--- Data to use Enclosed Below ---

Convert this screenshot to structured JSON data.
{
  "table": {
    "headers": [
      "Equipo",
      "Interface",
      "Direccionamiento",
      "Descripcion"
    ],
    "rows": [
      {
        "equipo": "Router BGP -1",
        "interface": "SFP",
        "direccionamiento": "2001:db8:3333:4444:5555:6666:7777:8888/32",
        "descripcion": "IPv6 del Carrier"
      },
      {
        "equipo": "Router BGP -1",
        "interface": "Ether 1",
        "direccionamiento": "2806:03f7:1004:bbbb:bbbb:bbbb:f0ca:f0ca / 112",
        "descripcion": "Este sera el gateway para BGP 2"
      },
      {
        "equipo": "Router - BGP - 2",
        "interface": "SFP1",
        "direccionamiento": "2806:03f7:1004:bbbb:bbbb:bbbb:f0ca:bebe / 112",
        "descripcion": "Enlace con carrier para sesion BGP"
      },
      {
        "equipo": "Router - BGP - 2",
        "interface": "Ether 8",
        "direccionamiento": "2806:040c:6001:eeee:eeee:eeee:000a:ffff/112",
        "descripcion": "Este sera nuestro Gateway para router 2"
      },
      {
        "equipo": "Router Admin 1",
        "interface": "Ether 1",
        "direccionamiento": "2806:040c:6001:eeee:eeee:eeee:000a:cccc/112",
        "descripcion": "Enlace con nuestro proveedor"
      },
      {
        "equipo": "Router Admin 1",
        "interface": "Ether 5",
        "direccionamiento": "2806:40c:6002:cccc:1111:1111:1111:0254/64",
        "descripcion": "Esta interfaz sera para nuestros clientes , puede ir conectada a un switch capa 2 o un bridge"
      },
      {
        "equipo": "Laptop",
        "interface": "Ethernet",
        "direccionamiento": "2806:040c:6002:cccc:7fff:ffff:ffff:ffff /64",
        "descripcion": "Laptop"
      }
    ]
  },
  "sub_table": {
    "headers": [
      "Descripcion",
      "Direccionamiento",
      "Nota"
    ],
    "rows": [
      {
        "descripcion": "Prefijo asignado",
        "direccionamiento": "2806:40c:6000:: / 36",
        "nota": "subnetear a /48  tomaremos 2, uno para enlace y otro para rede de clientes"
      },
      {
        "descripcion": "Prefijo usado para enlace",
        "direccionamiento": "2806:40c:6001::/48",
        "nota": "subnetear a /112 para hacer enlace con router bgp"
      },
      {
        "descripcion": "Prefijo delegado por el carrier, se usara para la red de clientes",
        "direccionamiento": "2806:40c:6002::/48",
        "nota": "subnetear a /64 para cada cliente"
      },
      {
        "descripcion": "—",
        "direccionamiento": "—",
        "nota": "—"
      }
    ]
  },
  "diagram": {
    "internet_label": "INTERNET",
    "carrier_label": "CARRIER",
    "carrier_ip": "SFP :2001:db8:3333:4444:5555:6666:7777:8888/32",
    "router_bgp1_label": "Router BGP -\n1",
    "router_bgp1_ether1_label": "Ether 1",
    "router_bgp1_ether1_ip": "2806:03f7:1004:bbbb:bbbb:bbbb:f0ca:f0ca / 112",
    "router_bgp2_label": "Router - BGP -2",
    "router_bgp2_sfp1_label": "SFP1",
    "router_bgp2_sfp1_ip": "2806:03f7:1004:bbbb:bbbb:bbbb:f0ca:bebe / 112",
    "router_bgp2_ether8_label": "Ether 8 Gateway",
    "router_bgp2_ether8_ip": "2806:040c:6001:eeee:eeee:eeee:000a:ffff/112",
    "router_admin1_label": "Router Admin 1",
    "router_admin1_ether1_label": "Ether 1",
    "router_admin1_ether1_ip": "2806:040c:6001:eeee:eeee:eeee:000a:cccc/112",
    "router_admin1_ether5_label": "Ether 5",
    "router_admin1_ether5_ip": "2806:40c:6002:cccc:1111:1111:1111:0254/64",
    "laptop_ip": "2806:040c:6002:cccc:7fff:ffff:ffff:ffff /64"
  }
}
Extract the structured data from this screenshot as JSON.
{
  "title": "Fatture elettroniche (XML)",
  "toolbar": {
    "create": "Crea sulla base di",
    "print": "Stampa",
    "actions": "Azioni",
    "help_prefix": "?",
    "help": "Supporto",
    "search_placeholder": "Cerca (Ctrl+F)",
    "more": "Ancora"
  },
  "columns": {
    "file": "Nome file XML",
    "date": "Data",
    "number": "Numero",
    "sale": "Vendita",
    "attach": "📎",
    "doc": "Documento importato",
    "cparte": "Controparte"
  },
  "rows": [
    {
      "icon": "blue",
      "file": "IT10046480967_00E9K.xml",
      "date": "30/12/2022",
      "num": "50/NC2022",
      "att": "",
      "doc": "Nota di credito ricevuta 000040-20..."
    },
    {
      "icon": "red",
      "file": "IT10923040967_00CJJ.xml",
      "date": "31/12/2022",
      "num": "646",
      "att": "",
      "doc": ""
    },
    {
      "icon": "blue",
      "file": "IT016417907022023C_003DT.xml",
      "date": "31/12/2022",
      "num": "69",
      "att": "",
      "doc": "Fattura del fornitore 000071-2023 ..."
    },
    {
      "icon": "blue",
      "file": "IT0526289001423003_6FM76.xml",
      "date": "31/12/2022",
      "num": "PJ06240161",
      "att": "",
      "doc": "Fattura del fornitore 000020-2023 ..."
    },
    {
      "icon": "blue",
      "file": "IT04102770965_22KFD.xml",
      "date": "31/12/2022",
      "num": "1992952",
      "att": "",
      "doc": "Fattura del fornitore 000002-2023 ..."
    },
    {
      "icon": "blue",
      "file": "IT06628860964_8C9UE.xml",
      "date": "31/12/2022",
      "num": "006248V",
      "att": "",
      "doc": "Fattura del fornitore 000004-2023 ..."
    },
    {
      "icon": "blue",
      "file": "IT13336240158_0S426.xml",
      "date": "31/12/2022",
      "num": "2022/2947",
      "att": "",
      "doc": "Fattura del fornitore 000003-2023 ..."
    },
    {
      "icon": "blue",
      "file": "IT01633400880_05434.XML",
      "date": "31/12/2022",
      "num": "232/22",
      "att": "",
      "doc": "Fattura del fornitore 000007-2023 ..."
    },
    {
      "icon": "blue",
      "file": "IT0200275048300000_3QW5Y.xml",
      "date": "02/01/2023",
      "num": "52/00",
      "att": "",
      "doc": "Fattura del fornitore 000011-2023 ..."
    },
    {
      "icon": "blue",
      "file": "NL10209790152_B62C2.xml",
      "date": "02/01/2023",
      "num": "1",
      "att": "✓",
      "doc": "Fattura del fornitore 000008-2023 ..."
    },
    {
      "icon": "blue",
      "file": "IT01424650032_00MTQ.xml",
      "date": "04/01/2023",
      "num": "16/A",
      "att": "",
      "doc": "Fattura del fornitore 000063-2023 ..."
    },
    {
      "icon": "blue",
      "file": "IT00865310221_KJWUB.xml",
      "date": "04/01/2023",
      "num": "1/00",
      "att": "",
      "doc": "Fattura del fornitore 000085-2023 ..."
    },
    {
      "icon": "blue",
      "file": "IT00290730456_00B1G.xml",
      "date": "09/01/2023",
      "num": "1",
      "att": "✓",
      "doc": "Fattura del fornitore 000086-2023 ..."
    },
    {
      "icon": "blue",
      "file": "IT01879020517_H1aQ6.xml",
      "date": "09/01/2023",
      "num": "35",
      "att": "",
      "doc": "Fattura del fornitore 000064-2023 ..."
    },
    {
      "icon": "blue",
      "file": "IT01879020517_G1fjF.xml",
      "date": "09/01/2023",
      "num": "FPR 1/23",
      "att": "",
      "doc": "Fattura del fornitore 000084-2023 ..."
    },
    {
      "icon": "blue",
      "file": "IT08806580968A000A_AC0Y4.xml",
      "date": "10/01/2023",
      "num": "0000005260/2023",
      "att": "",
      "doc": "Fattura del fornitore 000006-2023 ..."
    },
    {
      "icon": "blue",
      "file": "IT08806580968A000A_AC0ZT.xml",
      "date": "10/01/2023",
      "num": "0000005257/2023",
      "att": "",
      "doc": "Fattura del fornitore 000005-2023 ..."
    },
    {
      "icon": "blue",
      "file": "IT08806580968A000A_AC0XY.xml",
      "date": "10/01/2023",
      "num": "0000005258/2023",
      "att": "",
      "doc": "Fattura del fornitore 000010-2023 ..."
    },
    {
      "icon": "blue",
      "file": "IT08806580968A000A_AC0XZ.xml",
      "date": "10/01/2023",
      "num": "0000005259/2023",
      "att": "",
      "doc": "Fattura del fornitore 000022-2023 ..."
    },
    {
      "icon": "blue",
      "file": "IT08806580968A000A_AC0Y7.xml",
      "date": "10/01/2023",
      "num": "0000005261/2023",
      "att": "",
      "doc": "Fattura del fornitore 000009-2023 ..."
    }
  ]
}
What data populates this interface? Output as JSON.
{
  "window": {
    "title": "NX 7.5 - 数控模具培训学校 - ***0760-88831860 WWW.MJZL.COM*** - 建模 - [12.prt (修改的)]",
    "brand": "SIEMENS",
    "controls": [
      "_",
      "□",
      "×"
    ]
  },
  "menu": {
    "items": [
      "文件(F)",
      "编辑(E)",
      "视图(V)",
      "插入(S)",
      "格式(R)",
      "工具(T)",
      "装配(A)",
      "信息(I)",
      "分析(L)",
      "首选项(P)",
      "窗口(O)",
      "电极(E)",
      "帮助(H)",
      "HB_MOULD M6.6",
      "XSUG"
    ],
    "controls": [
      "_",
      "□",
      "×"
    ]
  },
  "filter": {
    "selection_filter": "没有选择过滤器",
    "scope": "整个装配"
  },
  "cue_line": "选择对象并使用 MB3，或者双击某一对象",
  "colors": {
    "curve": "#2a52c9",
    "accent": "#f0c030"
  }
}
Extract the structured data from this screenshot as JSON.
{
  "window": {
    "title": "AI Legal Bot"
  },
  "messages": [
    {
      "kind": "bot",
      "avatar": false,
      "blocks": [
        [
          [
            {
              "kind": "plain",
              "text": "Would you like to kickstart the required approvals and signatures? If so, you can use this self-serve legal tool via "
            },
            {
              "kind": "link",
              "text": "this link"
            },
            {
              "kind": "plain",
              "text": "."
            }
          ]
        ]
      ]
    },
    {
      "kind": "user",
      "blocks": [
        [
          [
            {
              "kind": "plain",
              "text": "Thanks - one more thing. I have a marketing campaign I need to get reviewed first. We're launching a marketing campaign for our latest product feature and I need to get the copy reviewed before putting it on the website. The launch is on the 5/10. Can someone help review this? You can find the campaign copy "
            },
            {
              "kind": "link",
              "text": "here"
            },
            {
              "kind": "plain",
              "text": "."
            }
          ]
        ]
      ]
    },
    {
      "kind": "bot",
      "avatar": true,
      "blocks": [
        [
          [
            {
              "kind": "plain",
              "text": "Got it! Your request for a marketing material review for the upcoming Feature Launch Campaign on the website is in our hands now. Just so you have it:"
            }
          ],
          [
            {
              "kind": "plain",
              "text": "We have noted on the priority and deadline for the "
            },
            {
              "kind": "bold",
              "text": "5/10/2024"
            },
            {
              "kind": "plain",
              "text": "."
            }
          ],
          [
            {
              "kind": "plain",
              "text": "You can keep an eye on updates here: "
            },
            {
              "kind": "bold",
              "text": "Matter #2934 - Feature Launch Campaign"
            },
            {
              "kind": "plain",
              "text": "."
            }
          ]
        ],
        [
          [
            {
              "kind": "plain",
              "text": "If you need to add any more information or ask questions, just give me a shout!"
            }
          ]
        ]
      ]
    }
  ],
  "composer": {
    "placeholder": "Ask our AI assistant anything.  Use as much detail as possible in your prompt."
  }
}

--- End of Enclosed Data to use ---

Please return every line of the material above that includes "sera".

        "descripcion": "Este sera el gateway para BGP 2"
        "descripcion": "Este sera nuestro Gateway para router 2"
        "descripcion": "Esta interfaz sera para nuestros clientes , puede ir conectada a un switch capa 2 o un bridge"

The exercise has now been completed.